Are women permitted to have their feet washed on Holy Thursday?
Q: Are women permitted to have their feet washed on Holy Thursday? Someone told me that Cardinal Sean O’Malley claims to have a letter from Rome permitting the practice.
A: “Permitting” might be a strong word. The Archdiocese of Boston issued a statement (in the April 1, 2005 Archdiocesan paper, “The Pilot”) that read in part: “At the time of the ad limina visit to Rome, the archbishop sought clarification on the liturgical requirements of the rite of foot washing from the Congregation for Divine Worship, which has the responsibility for administering the liturgical law of the Church. The Congregation affirmed the liturgical requirement that only the feet of men be washed at the Holy Thursday ritual, which recalls Christ’s service to the apostles who would become the first priests of the Church. The Congregation did, however, provide for the archbishop to make a pastoral decision concerning his practice of the rite if such a decision would be helpful to the faithful of the archdiocese.”

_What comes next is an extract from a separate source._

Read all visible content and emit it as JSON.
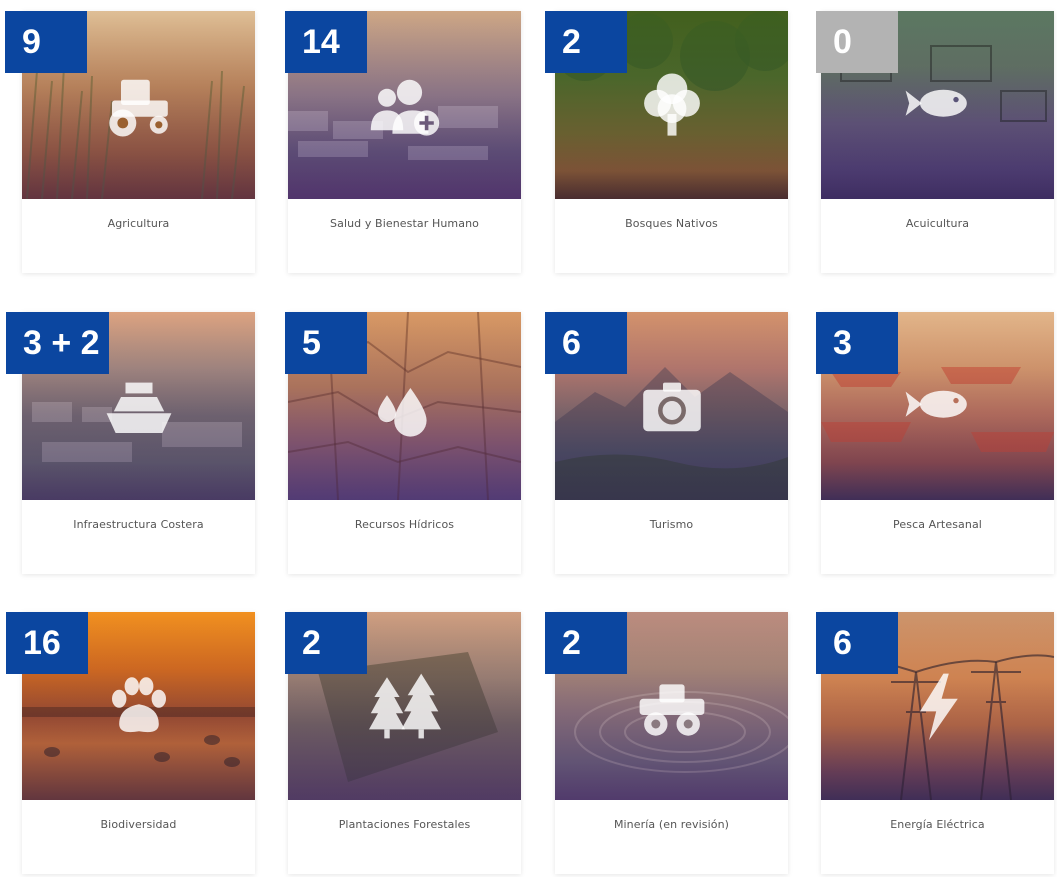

And while Cardinal O’Malley did not comment publicly on the response from Rome, his practice since has been to include women in the Holy Thursday foot washing. The statement from Rome stops short of “permitting,” and issued no official indults. In the end it left the matter to the pastoral judgment of the Cardinal, and, presumably, all Ordinaries, while reiterating the norm of men only.
Sadly, the Holy Thursday foot washing has become a kind of countersign, emphasizing power and rivalry, instead of service and unity. What should bespeak charity has often issued in conflict. Though the norm has never been unclear, it must be admitted that the practice of including women today in the ritual is widespread. While priests today are generally more obedient to liturgical law, many have inherited the practice and, for similar pastoral reasons, have accepted it, choosing not to further inflame an already tense matter, which occurs only once a year and is optional.